Mazda’s fastidious engineers regard keeping the MX-5 up to date as a labour of love. The latest tweaks add power to the most popular versions of the charismatic twoseater, the object of affection of a loyal following for virtually three decades.
Without sheetmetal changes in the second upgrade in nine months, the only external alterations are to alloy wheel colours.
Key improvements are an extra 17kW/5Nm for the 2.0-litre engine, which is expected to account for about 95 per cent of sales. The base 1.5-litre adds a meagre 1kW/2Nm.
Prices increase across the range by $750, although Mazda says this is offset by added equipment valued at more than $1100 in base variants and $1400 in the hard-tops. The base 2.0 soft-top was $34,950 but it’s been deleted and the cheapest version is the GT at $41,960. There is a cheaper hard-top for $39,400.
Incremental but wide-ranging mechanical changes deliver more fuel and air into the combustion chamber to increase the outputs.
Throttle response has been improved and the 2.0 can now work to a red line of 7500rpm — up from 6800rpm.
Rather than delivering sledgehammer performance — as in the Ford Mustang, which dominates the segment — the updates maintain the essence of what has made the MX-5 a global sports car star.
“You don’t have to do warp speeds to have that fun factor,” says Mazda marketing chief Alastair Doak.
“That is what MX-5 has always been about. That’s why we don’t do huge, sticky tyres. That would lose the fun factor and that chuckability that has always been part of the DNA.

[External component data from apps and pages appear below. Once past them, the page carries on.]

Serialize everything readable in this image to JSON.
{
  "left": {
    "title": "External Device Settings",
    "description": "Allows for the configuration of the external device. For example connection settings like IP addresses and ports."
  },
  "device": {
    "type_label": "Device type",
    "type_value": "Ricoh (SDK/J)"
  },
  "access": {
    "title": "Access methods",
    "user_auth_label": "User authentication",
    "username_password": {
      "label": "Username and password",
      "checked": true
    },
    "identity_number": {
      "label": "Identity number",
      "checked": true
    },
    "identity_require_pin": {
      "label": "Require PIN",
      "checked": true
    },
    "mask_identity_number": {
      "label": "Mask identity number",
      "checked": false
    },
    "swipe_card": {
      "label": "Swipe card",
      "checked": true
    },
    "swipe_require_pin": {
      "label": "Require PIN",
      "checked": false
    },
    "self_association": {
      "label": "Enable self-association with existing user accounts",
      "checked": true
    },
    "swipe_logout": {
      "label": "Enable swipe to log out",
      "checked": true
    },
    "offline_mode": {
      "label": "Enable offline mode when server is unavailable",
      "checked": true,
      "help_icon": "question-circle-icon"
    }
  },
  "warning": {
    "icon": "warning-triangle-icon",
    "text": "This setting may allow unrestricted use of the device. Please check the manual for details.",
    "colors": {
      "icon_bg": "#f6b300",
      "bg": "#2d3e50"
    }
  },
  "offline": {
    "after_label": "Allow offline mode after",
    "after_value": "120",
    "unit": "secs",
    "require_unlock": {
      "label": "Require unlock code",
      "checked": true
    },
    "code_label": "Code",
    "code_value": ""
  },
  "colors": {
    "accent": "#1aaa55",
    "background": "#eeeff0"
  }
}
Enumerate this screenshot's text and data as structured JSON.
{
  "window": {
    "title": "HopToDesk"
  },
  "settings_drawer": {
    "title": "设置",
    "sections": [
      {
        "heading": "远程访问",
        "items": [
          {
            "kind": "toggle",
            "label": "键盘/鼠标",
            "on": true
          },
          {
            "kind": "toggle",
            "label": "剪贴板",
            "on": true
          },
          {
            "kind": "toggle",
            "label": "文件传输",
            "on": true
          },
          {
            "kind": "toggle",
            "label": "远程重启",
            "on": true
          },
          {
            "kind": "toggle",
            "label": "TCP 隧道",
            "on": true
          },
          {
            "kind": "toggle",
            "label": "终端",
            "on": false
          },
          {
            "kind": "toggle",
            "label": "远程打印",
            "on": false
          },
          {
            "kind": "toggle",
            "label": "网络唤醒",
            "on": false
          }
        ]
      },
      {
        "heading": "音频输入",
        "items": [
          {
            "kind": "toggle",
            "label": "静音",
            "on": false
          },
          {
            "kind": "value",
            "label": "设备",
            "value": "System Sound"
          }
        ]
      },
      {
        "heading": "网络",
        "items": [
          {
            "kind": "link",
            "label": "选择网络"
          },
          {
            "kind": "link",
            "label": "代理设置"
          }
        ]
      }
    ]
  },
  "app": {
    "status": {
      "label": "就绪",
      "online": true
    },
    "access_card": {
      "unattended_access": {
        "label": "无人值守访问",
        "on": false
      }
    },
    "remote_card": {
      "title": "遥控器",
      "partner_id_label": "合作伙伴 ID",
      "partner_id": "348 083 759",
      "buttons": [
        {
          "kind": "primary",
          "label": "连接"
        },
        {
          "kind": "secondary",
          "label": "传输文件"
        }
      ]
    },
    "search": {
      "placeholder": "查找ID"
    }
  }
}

“The engineering committee are so passionate about it. They are always trying to improve it and their vision for the car is lasersharp. You have that clarity of purpose ... they are never satisfied.”
Transmission options are six-speed manual or six-speed automatic. Manuals account for more than half of MX-5 sales — testament to its engaging driving characteristics and defying Australia’s fascination with self-shifters.
Falling into line with Mazda’s raft of latest upgrades to the CX-5, CX-9 and Mazda6, the roadster’s safety kit adds autonomous emerging braking to help avoid or lessen a collision in forward and reverse.
There are also fatigue detection and cameras that scan the roadside to update the speed limit readout in the instruments. Another vital addition is a rear camera, projecting the image on the dash-mounted colour screen.
Internally there are design changes to the detachable cup holders (which still feel flimsy).
Seat recline levers are more rigid, while the steering wheel adjusts for reach.
Six conservative colours from the “global” colour palette remain — silver, grey, black, white, blue and red. Doak says there’s no sign of any funky yellows, orange or greens.
ON THE ROAD
The update makes a good thing better. The Mazda is sharper and more responsive from the get-go. Turning with precision and answering the throttle with linear responses, the diminutive drop-top relishes changes in direction as it bites the bitumen with rearwheel drive confidence.
Among its many attributes, the MX-5 can handle the mundane and the ragged edge — carving through the Gold Coast hinterland with the top down, it morphs between grand tourer and race car. The changes aren’t monumental but come as useful foils to suspension tweaks to improve ride earlier this year.
Engineers have remedied the chinks. The MX-5 is quicker under acceleration, yet remains a weapon on twisty terrain. It balances comfort and performance without breaking the budget.